Diabetes is a silent killer and silent robber.
Diabetes is a special problem in Singapore.
Diabetes is a solvable problem.
At the NUS Greater Good Series event entitled “Diabetes – The Silent Epidemic”, Dean of the National University of Singapore (NUS) Saw Swee Hock School of Public Health Professor Chia Kee Seng provided the audience with a clear and succinct overview of the diabetes problem facing Singapore today and how a multi-pronged approach is taken to tackle it.
The talk, which focused on what scientists, doctors and researchers can do for the disease, was introduced by Professor Lee Chuen Neng, Chairman of the University Surgical Cluster and Centre for Healthcare Innovation & Medical Engineering (CHIME).
Professor Christiani Jeyakumar Henry, nutritionist and Director of the Clinical Nutrition Research Centre at the NUS Yong Loo Lin School of Medicine (NUS Medicine), highlighted that diet and nutrition can make a difference on Type 2 diabetes, the most common type of diabetes. For instance, studies have shown that the consumption of rice, a high-carbohydrate food, with vegetables and a source of protein (i.e. chicken or soya-based products) will reduce an individual’s blood glucose levels as compared to consuming rice alone. Prof Henry revealed that researchers must continue to explore how food can become the new medicine.
Dr David Lai, Director of Surgical Research and Development at the Department of Surgery, NUS Medicine, emphasised that technology also plays an important role in the prevention and cure of diabetes. One example is how the original needle glucometers have evolved to become non-invasive, painless, and even implantable glucose sensors. With nanotechnology and nanoengineering, there are now insulin patches being developed with microneedles that release insulin to allow for almost perfect glucose control.
In closing, the speakers expressed the importance of philanthropy in advancing research and medical development. “Private funding is important as most governments are generally risk-adverse. In research and the development of new technologies, risks must be taken. Even if only a few successes may result from many failures, they could be game-changers, introduce a paradigm-shift, be impactful, and make a real difference to the lives of diabetics. Contributions to the University will allow it to take a longer-term view of risks for greater success,” concluded Dr Lai.

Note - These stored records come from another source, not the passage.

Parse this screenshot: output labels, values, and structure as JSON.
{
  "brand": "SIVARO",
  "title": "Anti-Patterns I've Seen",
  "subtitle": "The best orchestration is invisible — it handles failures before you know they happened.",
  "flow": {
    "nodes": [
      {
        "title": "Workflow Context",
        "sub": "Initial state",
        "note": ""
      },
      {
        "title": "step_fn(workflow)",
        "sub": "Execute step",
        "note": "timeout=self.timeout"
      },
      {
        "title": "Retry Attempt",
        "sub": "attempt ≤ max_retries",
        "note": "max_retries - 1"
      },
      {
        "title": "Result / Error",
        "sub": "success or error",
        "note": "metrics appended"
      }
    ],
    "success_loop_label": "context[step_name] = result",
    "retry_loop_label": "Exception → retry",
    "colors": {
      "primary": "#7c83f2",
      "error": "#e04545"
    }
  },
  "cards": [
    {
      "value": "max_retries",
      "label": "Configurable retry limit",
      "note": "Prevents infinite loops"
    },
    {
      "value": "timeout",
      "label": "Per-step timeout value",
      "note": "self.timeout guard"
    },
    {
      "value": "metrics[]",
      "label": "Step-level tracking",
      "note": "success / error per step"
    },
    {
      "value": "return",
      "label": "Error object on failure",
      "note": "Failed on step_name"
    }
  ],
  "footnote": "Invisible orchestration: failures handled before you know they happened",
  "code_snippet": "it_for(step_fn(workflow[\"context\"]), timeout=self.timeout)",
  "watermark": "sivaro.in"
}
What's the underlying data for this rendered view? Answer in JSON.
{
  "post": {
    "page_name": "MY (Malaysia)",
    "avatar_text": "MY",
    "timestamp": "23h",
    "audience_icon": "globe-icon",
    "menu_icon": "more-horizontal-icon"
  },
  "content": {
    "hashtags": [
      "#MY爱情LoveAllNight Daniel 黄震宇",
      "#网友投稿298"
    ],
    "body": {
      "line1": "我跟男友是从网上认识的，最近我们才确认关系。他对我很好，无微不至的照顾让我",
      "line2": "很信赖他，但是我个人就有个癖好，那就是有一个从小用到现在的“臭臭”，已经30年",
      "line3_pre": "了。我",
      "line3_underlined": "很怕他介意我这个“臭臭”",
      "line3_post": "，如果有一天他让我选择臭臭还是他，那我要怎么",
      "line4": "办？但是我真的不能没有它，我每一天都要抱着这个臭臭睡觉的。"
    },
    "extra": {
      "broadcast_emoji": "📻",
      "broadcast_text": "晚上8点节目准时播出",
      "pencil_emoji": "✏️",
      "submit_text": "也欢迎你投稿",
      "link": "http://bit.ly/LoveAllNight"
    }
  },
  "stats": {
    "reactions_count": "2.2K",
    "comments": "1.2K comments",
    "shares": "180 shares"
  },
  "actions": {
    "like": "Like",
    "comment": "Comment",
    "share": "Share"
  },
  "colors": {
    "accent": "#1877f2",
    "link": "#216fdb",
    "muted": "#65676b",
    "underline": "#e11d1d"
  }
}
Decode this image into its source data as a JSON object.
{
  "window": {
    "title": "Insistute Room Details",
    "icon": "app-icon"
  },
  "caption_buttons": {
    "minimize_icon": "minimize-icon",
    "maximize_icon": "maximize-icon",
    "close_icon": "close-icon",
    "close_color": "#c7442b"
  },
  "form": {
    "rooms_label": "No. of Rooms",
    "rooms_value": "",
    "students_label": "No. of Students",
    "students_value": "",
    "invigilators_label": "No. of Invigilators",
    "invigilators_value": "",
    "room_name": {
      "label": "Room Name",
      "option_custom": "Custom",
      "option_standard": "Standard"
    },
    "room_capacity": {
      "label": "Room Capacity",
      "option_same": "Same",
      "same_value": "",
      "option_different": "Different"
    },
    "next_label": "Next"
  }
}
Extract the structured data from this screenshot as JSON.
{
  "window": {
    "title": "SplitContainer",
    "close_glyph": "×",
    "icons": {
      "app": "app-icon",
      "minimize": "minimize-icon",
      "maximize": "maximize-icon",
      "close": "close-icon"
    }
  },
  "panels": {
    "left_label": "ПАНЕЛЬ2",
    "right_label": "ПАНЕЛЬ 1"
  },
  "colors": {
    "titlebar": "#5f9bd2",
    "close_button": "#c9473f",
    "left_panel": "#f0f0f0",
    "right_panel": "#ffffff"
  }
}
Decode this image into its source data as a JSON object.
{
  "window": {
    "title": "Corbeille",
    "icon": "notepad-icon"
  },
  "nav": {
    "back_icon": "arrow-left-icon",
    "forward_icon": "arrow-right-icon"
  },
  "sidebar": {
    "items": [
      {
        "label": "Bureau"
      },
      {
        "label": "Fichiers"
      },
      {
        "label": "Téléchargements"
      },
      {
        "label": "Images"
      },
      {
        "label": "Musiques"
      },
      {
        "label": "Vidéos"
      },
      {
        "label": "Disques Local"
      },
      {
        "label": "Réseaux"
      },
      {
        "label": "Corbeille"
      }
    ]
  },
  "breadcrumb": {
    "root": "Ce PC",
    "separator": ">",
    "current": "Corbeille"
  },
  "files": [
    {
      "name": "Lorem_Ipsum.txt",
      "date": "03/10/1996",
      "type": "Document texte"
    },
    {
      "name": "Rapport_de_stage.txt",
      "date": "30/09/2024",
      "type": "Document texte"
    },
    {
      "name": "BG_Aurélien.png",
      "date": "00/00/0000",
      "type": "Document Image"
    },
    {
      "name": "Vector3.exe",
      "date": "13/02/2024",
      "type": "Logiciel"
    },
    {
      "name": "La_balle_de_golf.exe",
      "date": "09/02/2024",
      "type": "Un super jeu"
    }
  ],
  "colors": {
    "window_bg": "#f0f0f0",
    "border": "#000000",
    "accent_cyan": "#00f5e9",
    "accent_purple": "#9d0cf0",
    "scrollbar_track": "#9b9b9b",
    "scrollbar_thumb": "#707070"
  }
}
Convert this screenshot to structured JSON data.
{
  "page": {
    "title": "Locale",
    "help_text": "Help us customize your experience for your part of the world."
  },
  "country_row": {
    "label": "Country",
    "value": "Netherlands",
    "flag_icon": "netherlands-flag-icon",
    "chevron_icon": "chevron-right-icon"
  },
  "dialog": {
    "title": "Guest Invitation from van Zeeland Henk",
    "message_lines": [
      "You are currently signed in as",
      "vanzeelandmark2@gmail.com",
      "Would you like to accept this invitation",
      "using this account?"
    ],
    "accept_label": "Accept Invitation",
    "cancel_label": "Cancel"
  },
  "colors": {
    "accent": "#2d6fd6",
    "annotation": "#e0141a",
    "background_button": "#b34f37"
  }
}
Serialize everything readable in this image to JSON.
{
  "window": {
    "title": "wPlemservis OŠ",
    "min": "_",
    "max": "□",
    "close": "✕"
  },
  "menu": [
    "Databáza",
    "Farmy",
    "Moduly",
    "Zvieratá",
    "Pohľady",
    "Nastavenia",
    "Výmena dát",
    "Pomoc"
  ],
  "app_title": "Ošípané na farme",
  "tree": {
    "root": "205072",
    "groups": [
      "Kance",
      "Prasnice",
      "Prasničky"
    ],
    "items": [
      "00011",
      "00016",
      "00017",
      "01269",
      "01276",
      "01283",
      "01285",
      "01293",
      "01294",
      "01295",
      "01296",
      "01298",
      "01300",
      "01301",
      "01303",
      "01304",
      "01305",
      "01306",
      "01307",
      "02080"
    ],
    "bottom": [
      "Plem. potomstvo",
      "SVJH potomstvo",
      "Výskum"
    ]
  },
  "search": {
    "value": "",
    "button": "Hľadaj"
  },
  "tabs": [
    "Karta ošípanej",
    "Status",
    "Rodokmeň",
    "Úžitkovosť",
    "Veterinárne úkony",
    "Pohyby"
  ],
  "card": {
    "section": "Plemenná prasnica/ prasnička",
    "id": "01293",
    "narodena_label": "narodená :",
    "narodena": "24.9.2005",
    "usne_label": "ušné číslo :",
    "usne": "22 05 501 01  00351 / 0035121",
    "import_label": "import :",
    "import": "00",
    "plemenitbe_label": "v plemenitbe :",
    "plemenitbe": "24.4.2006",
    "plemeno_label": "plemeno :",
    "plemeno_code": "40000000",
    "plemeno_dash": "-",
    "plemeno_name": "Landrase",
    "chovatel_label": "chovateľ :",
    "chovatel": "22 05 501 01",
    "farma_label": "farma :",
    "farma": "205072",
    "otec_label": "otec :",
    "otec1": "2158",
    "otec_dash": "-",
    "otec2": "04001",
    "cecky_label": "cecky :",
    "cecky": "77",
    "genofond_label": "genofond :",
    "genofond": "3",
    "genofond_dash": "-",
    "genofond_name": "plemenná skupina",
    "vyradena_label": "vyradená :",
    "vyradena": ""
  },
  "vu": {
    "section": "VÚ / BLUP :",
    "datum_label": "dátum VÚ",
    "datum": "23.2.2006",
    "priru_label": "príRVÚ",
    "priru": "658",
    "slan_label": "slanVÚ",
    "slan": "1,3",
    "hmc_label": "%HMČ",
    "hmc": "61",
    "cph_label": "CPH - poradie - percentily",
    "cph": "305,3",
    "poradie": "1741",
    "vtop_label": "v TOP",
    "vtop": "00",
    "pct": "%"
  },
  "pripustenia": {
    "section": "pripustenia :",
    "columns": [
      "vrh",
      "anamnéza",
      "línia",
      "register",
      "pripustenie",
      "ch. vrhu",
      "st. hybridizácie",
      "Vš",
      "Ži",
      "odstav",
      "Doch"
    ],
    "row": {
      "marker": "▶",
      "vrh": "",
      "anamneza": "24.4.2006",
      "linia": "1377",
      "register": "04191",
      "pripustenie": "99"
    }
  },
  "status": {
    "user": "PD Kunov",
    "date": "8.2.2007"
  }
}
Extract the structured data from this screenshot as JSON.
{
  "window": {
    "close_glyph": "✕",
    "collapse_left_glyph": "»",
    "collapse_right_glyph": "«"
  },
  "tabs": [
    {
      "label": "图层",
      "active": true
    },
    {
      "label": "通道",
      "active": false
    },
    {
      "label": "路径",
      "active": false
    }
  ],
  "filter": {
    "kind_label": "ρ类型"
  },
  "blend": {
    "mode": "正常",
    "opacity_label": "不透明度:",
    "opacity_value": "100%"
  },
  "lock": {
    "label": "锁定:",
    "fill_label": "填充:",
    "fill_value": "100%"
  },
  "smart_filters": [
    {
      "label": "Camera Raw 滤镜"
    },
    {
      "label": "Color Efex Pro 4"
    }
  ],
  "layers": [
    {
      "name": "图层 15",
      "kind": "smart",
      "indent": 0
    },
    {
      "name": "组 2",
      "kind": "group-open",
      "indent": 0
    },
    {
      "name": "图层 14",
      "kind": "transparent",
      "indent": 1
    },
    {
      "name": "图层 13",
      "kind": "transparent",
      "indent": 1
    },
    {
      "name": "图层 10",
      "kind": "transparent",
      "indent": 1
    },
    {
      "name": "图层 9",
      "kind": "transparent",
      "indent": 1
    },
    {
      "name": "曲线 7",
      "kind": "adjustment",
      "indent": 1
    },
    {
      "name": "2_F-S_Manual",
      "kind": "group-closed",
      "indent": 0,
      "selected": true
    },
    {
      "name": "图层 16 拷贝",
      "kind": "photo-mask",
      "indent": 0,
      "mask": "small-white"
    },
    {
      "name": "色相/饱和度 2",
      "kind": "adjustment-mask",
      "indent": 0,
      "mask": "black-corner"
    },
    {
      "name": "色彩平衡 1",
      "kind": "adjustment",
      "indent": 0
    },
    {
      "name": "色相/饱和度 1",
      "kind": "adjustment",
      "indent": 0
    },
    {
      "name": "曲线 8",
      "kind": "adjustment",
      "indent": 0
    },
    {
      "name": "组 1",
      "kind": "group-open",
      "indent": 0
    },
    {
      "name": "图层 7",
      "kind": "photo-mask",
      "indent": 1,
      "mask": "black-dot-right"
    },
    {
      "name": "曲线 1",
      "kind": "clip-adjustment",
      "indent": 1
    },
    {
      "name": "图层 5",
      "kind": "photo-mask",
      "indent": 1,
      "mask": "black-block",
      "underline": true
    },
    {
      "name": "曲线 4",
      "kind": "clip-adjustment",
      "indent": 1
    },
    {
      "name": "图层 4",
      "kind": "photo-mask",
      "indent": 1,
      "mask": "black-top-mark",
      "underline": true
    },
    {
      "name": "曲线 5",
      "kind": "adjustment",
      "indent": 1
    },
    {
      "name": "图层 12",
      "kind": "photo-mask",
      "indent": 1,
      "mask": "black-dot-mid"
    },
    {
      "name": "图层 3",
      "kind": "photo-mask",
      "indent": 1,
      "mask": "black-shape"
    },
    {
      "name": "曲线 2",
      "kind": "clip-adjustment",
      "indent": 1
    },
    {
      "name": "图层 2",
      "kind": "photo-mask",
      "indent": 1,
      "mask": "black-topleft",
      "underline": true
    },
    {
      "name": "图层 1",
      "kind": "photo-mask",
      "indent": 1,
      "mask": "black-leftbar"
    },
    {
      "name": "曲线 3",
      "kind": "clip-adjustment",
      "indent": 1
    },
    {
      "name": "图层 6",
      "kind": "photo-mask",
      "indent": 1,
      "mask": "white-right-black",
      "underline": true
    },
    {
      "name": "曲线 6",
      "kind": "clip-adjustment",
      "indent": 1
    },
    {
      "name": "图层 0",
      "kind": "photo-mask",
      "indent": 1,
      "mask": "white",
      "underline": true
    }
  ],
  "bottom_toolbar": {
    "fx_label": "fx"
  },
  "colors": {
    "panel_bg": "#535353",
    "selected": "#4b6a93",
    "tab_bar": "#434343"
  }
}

For further information on the NUS Greater Good Series, contact the Events team at email@example.com.
For information on making a gift to NUS, contact us at 1800-DEVELOP (1800-338-3567) or email firstname.lastname@example.org